Cloud computing may well be the future as companies use it to store their data. However, let’s not forget about service orientated architecture (SOA), which can easily work alongside the cloud.
Whereas the cloud encompasses implementation and application delivery options, SOA is more concerned with the foundation underneath that makes it all possible, which helps to make the pair perfect bedfellows. It should be noted that without SOA, it is very difficult to get to the cloud, but to get a clearer idea of how the pair work together, let’s first define them separately.
Put simply, cloud computing is the practice of using a network of remote servers connected to the internet in order to store data, rather than taking advantage of a local server or a personal computer. SOA, on the other hand, are loosely coupled services with well-defined interfaces that improve business functionality and can be shared or reused in a network.

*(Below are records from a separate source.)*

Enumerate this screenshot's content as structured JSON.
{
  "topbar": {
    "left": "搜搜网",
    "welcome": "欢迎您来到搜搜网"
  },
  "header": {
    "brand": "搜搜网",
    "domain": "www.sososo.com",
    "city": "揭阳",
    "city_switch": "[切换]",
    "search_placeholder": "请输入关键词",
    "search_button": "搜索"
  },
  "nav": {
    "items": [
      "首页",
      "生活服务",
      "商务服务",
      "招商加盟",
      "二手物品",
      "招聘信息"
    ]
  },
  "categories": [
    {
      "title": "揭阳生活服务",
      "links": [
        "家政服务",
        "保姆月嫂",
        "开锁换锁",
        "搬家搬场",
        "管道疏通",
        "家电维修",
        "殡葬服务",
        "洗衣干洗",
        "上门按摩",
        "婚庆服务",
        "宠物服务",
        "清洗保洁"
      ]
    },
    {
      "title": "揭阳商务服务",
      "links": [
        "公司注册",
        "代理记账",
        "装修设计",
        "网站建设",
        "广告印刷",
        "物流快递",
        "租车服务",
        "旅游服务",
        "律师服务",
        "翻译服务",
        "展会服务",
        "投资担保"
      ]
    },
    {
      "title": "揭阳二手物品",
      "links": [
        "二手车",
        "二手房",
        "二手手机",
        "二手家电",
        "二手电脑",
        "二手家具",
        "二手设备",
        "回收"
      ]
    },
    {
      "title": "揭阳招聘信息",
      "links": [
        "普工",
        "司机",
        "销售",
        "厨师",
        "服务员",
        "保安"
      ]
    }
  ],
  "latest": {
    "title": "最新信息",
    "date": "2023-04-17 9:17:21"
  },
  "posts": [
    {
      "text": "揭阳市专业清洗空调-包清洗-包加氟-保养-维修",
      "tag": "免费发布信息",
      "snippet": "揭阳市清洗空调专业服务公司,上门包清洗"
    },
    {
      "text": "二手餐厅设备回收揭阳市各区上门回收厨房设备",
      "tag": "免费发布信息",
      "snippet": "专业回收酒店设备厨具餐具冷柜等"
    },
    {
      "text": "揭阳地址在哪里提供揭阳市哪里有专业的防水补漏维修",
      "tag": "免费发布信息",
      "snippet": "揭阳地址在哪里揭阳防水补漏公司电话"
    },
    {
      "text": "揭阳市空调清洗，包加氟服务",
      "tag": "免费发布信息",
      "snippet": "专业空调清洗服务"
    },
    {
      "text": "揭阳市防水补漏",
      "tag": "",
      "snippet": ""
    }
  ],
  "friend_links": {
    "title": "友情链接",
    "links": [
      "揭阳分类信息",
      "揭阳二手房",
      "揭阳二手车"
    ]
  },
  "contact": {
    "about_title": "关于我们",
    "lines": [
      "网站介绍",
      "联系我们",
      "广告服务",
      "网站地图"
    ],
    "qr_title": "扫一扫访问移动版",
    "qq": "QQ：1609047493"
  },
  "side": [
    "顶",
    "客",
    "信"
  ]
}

How do they work together?
The cloud serves as a good way to deploy services in an SOA environment, as they support each other, but are not based on the same principles.
SOA can help to provide the backbone to allow both user front-end applications and enterprise back-end servers that are easily able to access cloud services. Those companies that already have SOA in place, will find a move to the cloud is much easier, faster and more secure.
Author and chief executive officer at Arcitura Education Thomas Erl told Forbes: “Companies who have gone ahead and adopted SOA have gone through a number of project lifecycles, and are delivering services and using that experience and knowledge in cloud competing technology.”
The cloud is now very much service-orientated, with its applications reaching out to consume web services in ways that wouldn’t have even been imaginable just a few short years ago. The firms that previously shunned SOA are now taking advantage of it because of the rise of cloud computing.
Can they exist separately?
While a few years ago – before cloud computing came along – SOA was all the rage, since the implementation of cloud services it has been a less talked about.
The marketing steam ran out of SOA some time ago, and instead the IT industry is seemingly focused on big data and cloud computing. However, the cloud doesn’t necessarily solve integration problems for companies. The cloud won’t stop silo computing as an industry standard and, while vendors may very well sell public or private cloud solutions, organisations still need a strategy that will allow data and logic to be integrated, which is where the true value of SOA is found.
It could be argued that it is even more important now with so many companies rushing to get to the cloud, so they don’t fall behind other rivals in the adoption of the service.
The potential of cloud computing is high, but only if placed in the right hands, which is why Canopy is focused on bringing the benefits of next generation IT and cloud delivery to organisations.